Thursday 10 March 2011: Salt from the sea, Lake Grassmere
Took this from the air (obviously) on our trip to Wellington - it was a lovely calm day, blue sea and pink salt! The coastline has quite a curve here with Wairau Lagoon, a great place for bird watching in the distance.
Seawater, from the Pacific Ocean, is pumped into Lake Grassmere. Warm north-west winds blow across the exposed lake, evaporating water and increasing the concentration of salt.
The very salty water is pumped into deep holding pens, then into shallow crystallisation ponds. As the water continues to evaporate, salt forms as a crust on the bottom of the ponds. The remaining water is pumped out and the dried salt is harvested, crushed, washed and moved by giant conveyor belts to form huge mounds of sparkling white crystals.

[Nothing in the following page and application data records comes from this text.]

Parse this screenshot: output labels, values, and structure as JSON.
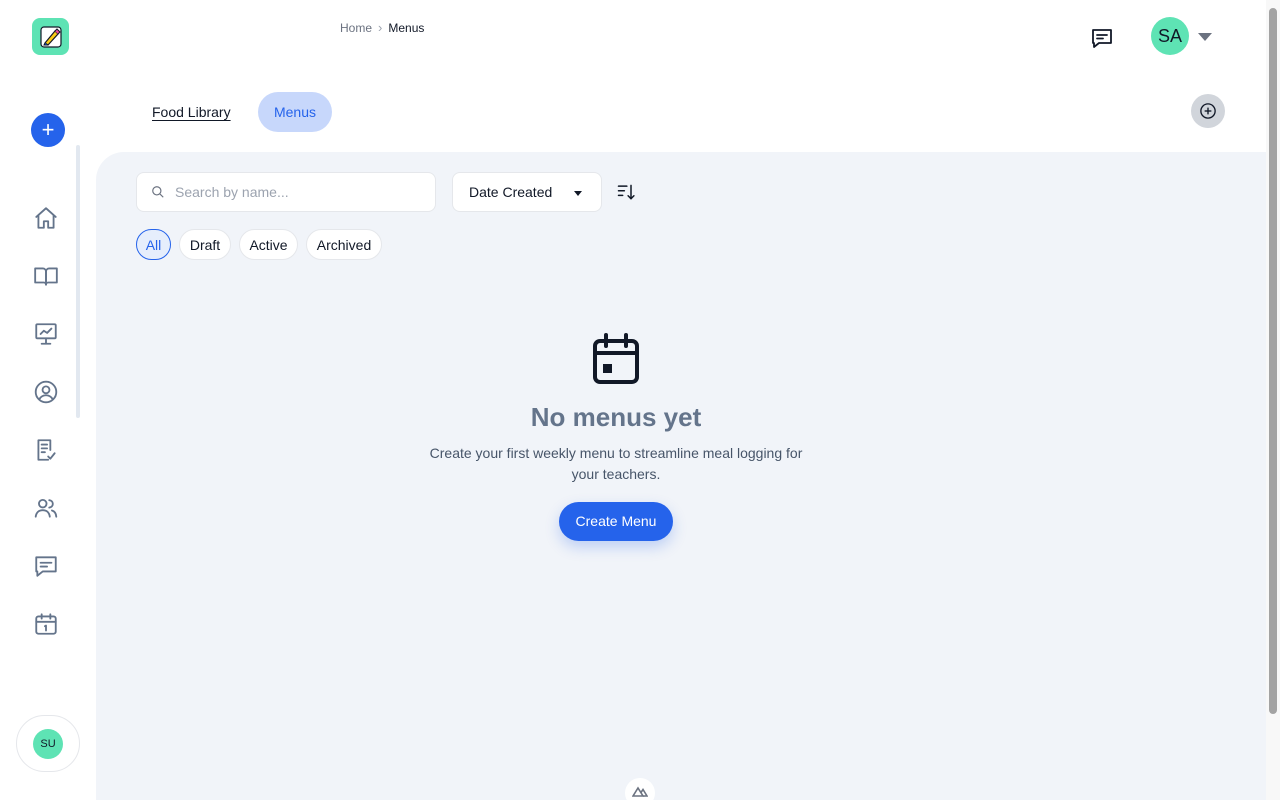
{
  "breadcrumb": {
    "home": "Home",
    "separator": "›",
    "current": "Menus"
  },
  "header": {
    "avatar_initials": "SA"
  },
  "sidebar": {
    "add_label": "+",
    "user_initials": "SU",
    "items": [
      {
        "name": "home",
        "icon": "home-icon"
      },
      {
        "name": "library",
        "icon": "book-open-icon"
      },
      {
        "name": "reports",
        "icon": "presentation-chart-icon"
      },
      {
        "name": "profile",
        "icon": "user-circle-icon"
      },
      {
        "name": "checklist",
        "icon": "clipboard-check-icon"
      },
      {
        "name": "people",
        "icon": "users-icon"
      },
      {
        "name": "messages",
        "icon": "message-icon"
      },
      {
        "name": "calendar",
        "icon": "calendar-icon"
      }
    ]
  },
  "tabs": [
    {
      "label": "Food Library",
      "active": false
    },
    {
      "label": "Menus",
      "active": true
    }
  ],
  "toolbar": {
    "search_placeholder": "Search by name...",
    "sort_value": "Date Created"
  },
  "filters": [
    {
      "label": "All",
      "active": true
    },
    {
      "label": "Draft",
      "active": false
    },
    {
      "label": "Active",
      "active": false
    },
    {
      "label": "Archived",
      "active": false
    }
  ],
  "empty_state": {
    "icon": "calendar-icon",
    "title": "No menus yet",
    "description": "Create your first weekly menu to streamline meal logging for your teachers.",
    "button_label": "Create Menu"
  },
  "colors": {
    "primary": "#2563eb",
    "accent_green": "#5ee3b4",
    "content_bg": "#f1f4f9",
    "active_tab_bg": "#c7d7fb"
  }
}
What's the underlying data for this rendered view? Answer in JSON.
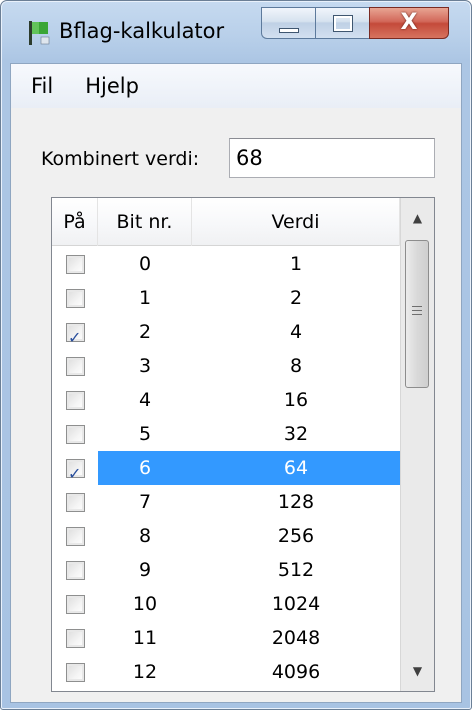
{
  "window": {
    "title": "Bflag-kalkulator",
    "close_symbol": "X",
    "icon": "flag-app-icon"
  },
  "menu": {
    "items": [
      "Fil",
      "Hjelp"
    ]
  },
  "combined": {
    "label": "Kombinert verdi:",
    "value": "68"
  },
  "grid": {
    "headers": {
      "on": "På",
      "bit": "Bit nr.",
      "value": "Verdi"
    },
    "selected_row": 6,
    "rows": [
      {
        "checked": false,
        "bit": "0",
        "value": "1"
      },
      {
        "checked": false,
        "bit": "1",
        "value": "2"
      },
      {
        "checked": true,
        "bit": "2",
        "value": "4"
      },
      {
        "checked": false,
        "bit": "3",
        "value": "8"
      },
      {
        "checked": false,
        "bit": "4",
        "value": "16"
      },
      {
        "checked": false,
        "bit": "5",
        "value": "32"
      },
      {
        "checked": true,
        "bit": "6",
        "value": "64"
      },
      {
        "checked": false,
        "bit": "7",
        "value": "128"
      },
      {
        "checked": false,
        "bit": "8",
        "value": "256"
      },
      {
        "checked": false,
        "bit": "9",
        "value": "512"
      },
      {
        "checked": false,
        "bit": "10",
        "value": "1024"
      },
      {
        "checked": false,
        "bit": "11",
        "value": "2048"
      },
      {
        "checked": false,
        "bit": "12",
        "value": "4096"
      }
    ]
  },
  "colors": {
    "selection": "#3399ff",
    "titlebar": "#b9d0ea",
    "close_button": "#c44a3a"
  }
}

The pink to purple colour of the crystallisation ponds is caused by natural microscopic green algae that change to pink in the high salt concentration. The same phenomena gives the Red Sea its name. There are also small pink shrimps in the water that thrive in this salty environment.
Other salt works in the world are generally much closer to the equator, but Marlborough's abundance of warm north-westerly winds, long hours of sunshine and low summer rainfall provide the evaporation needed to extract salt from the sea at this latitude.
(Thanks to the Marlborough Info Centre for the info!!)